Very interesting article in the GoMemphis.com Business section about a Biomedical Engineering lab at the University of Tennessee that is creating some pretty amazing technology. The picture of the machine that projects veins back onto a subjects own skin is a must-see.
With some serious patience it is possible to make an Acer Tablet PC work with Debian! This How-To was recently published on SlashDot. Tablet PCs present a tremendous potential for encounter oriented patient data entry. Using these kinds of technologies could really change the way medicine is practiced. For a simple reason, this could make a paperless office more effective than a paperfull office. Most systems now are a “worst-of-both-worlds” compromise.
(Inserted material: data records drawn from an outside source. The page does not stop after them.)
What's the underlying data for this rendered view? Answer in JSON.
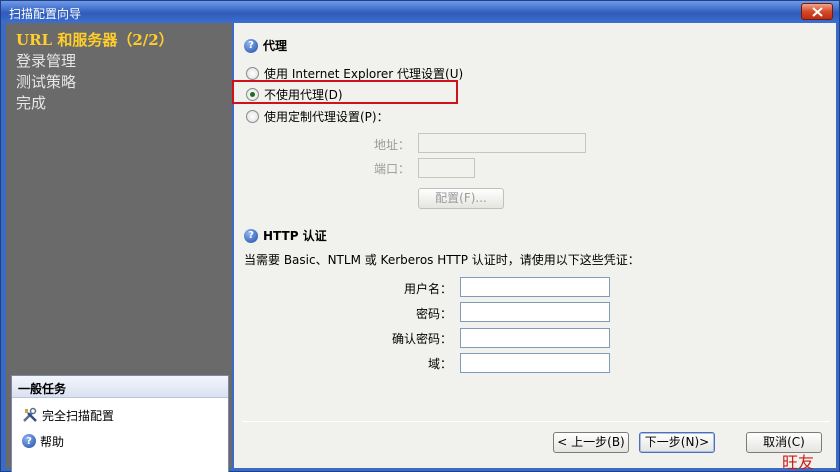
{
  "window": {
    "title": "扫描配置向导"
  },
  "sidebar": {
    "steps": [
      {
        "label": "URL 和服务器（2/2）",
        "active": true
      },
      {
        "label": "登录管理"
      },
      {
        "label": "测试策略"
      },
      {
        "label": "完成"
      }
    ],
    "tasks": {
      "header": "一般任务",
      "items": [
        {
          "label": "完全扫描配置",
          "icon": "tools-icon"
        },
        {
          "label": "帮助",
          "icon": "help-icon"
        }
      ]
    }
  },
  "proxy": {
    "title": "代理",
    "options": [
      {
        "label": "使用 Internet Explorer 代理设置(U)",
        "checked": false
      },
      {
        "label": "不使用代理(D)",
        "checked": true
      },
      {
        "label": "使用定制代理设置(P)：",
        "checked": false
      }
    ],
    "address_label": "地址：",
    "port_label": "端口：",
    "config_button": "配置(F)..."
  },
  "http_auth": {
    "title": "HTTP 认证",
    "description": "当需要 Basic、NTLM 或 Kerberos HTTP 认证时，请使用以下这些凭证：",
    "fields": {
      "username_label": "用户名：",
      "password_label": "密码：",
      "confirm_label": "确认密码：",
      "domain_label": "域："
    }
  },
  "footer": {
    "back_label": "< 上一步(B)",
    "next_label": "下一步(N)>",
    "cancel_label": "取消(C)"
  },
  "watermark": "旺友",
  "colors": {
    "accent": "#ffce2a",
    "highlight": "#d0101a",
    "titlebar": "#3a67c6"
  }
}
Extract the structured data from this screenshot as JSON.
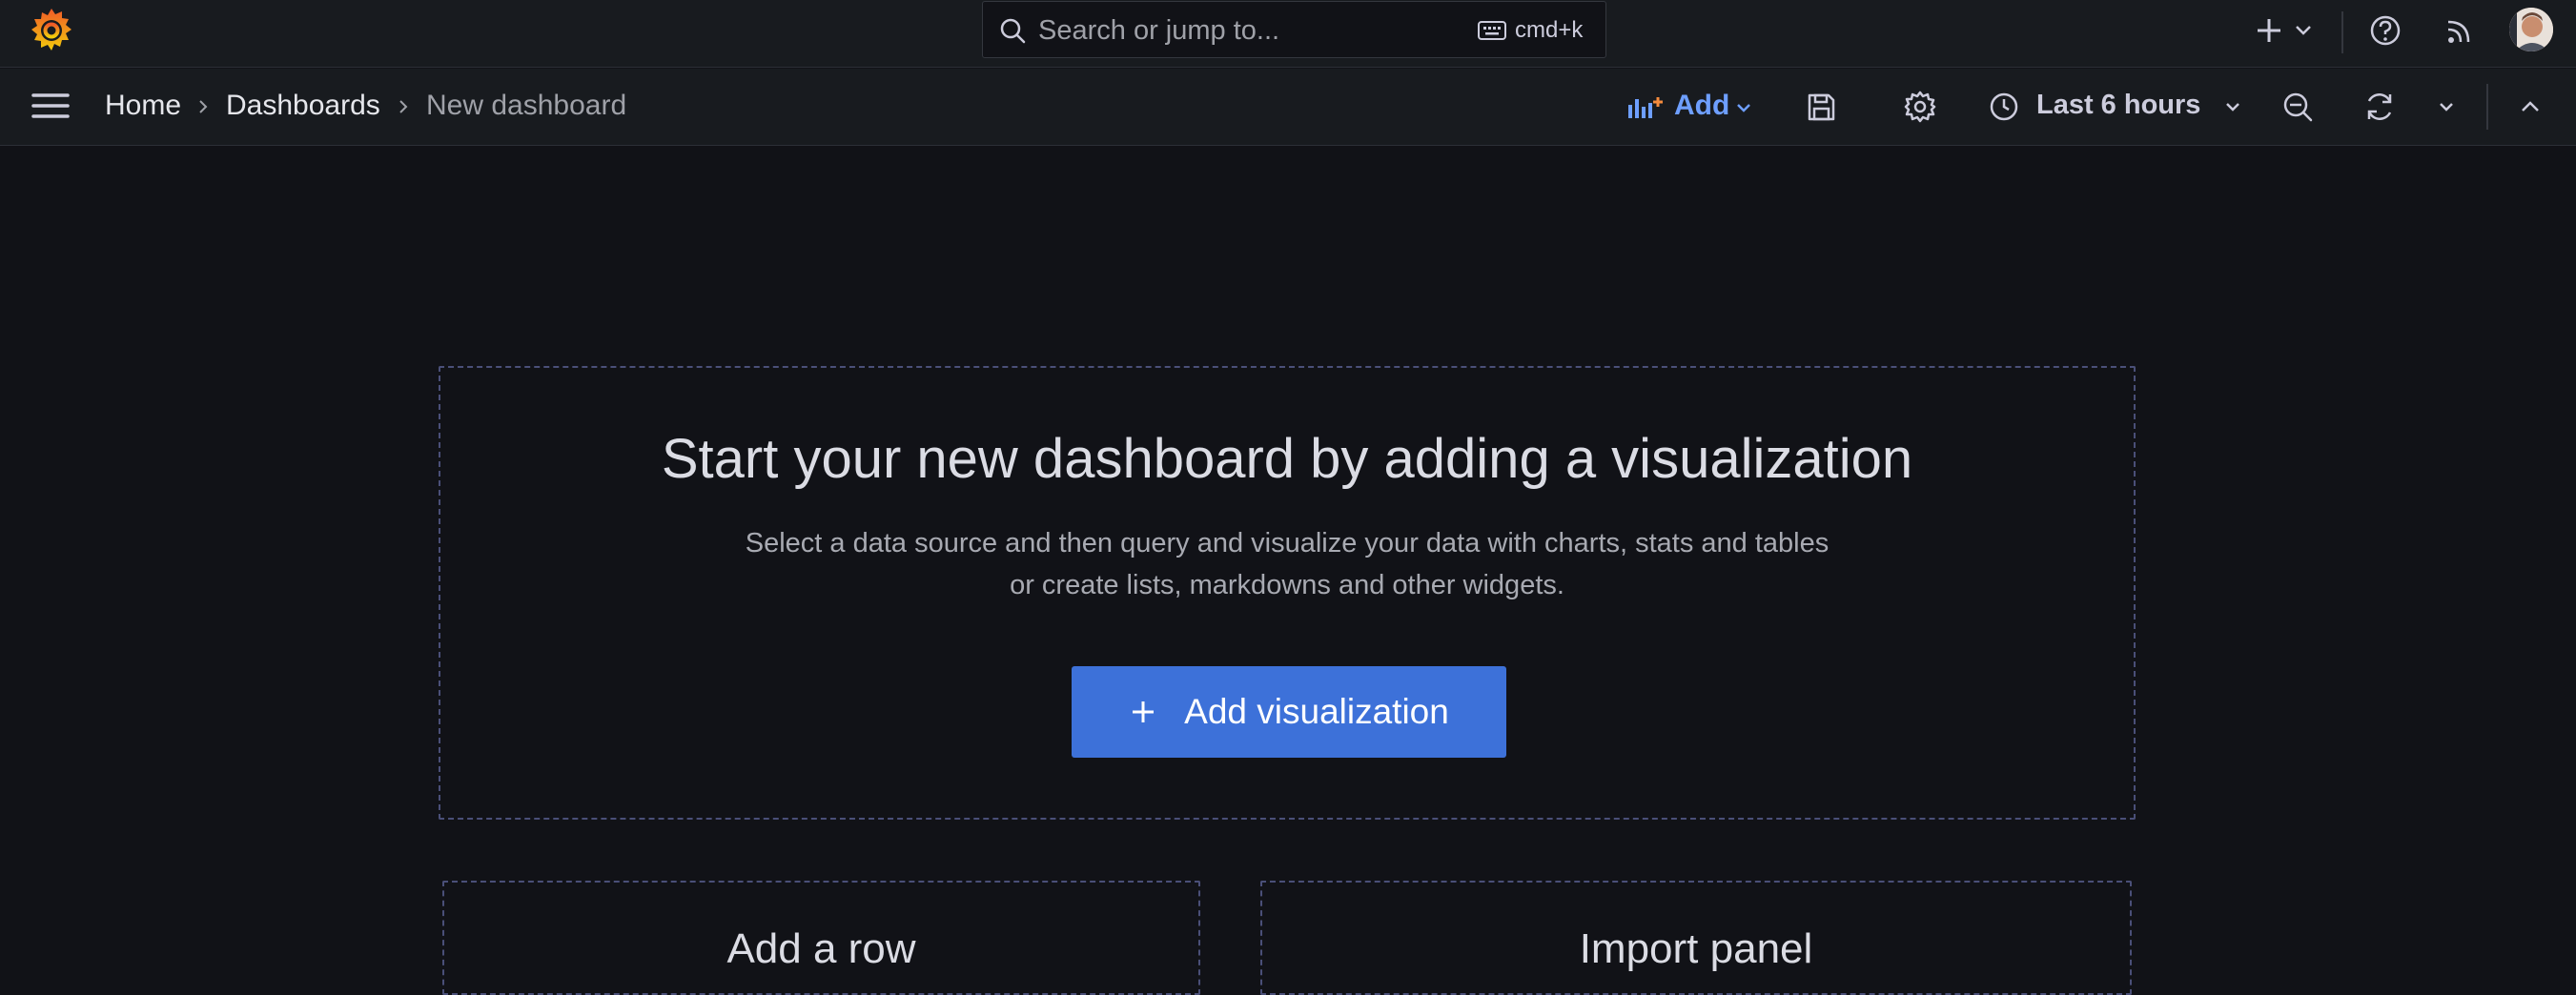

Interesting article in the Tennessean about a partnership between the VA and a company called Inoveon which will offer patient diabetes blindness monitoring by what I assume is photographing of the retina by special cameras at the VA’s Nashville and Murfreesboro hospitals: ‘…Vanderbilt will place specialized cameras at both VA hospitals. It already has a camera at two public health clinics in Nashville and recently received a grant from the HCA Foundation for expansion to another clinic, Merin said.
Photographs from those five locations will travel via Internet to Vanderbilt’s evaluation center…’
Interesting article on TechTV about Robotic Pharmacists: ‘ The next time you need a prescription filled, don’t be surprised if your pharmacist is a robot. Hundreds of hospitals and drugstores now rely on automated technology to count, bottle, and label prescription drugs just as people do — except the robots are almost always accurate, and they’re a lot faster…’
As reported on Slashdot and originally on the BBC: ‘…On average one plane a day has to make an unscheduled landing somewhere around the world because a passenger has fallen ill and requires medical treatment. In two minutes you have a complete examination of the patient. Not only is this highly inconvenient for other passengers, it costs an industry already struggling to cope with turbulent times a great deal of money – $50,000 to $100,000 per diversion Airbus, in collaboration with the French Space Agency, has come up with a solution – an on-board, satellite-connected medical briefcase…’
Karsten Hilbert wrote in with this link to another report of a bionic eye implanted in a man who had lost his sight 20 years ago: ‘… “You actually have a fifth sense restored. And that is what I absolutely adore about this device,” the man, who wished only to be identified by his first name, Jens, said at a conference where early results from the work were revealed. “You are no longer blind. You might be blind to some objects, some situations, but you are not totally blind anymore.”…
While the device does not restore full vision, Jens was able to see clearly enough to drive a car in an empty parking lot to demonstrate the difference the device has made…’ Related story here.